Task item -> The copy you produce must hold every record exactly, and none of the images.

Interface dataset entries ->
──────────

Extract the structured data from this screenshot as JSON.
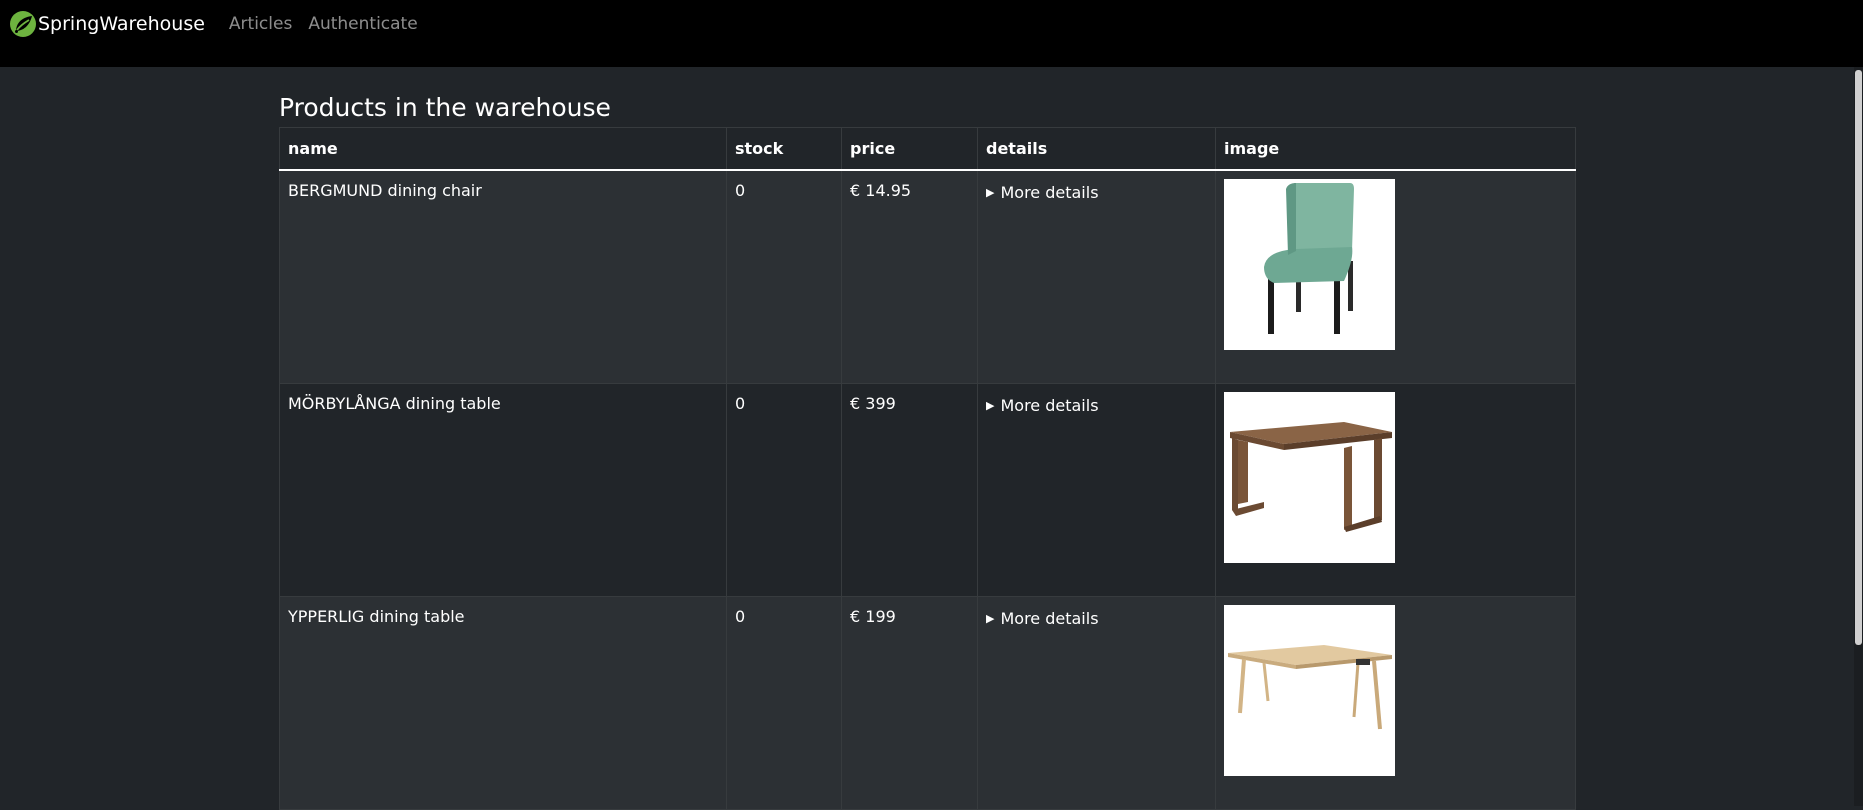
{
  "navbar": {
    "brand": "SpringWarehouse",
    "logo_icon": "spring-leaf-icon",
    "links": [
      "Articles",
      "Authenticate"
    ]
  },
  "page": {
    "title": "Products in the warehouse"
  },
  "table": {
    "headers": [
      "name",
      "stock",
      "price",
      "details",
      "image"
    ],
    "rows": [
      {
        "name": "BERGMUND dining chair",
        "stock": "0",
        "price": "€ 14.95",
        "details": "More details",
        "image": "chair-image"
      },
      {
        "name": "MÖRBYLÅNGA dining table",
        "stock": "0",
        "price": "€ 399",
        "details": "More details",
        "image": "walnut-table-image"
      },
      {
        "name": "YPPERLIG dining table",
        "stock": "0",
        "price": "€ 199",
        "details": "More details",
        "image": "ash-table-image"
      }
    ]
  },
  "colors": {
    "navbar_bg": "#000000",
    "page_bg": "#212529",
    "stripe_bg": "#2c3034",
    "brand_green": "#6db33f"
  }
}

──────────

Solution for this problem ->
Extract the structured data from this screenshot as JSON.
{
  "navbar": {
    "brand": "SpringWarehouse",
    "logo_icon": "spring-leaf-icon",
    "links": [
      "Articles",
      "Authenticate"
    ]
  },
  "page": {
    "title": "Products in the warehouse"
  },
  "table": {
    "headers": [
      "name",
      "stock",
      "price",
      "details",
      "image"
    ],
    "rows": [
      {
        "name": "BERGMUND dining chair",
        "stock": "0",
        "price": "€ 14.95",
        "details": "More details",
        "image": "chair-image"
      },
      {
        "name": "MÖRBYLÅNGA dining table",
        "stock": "0",
        "price": "€ 399",
        "details": "More details",
        "image": "walnut-table-image"
      },
      {
        "name": "YPPERLIG dining table",
        "stock": "0",
        "price": "€ 199",
        "details": "More details",
        "image": "ash-table-image"
      }
    ]
  },
  "colors": {
    "navbar_bg": "#000000",
    "page_bg": "#212529",
    "stripe_bg": "#2c3034",
    "brand_green": "#6db33f"
  }
}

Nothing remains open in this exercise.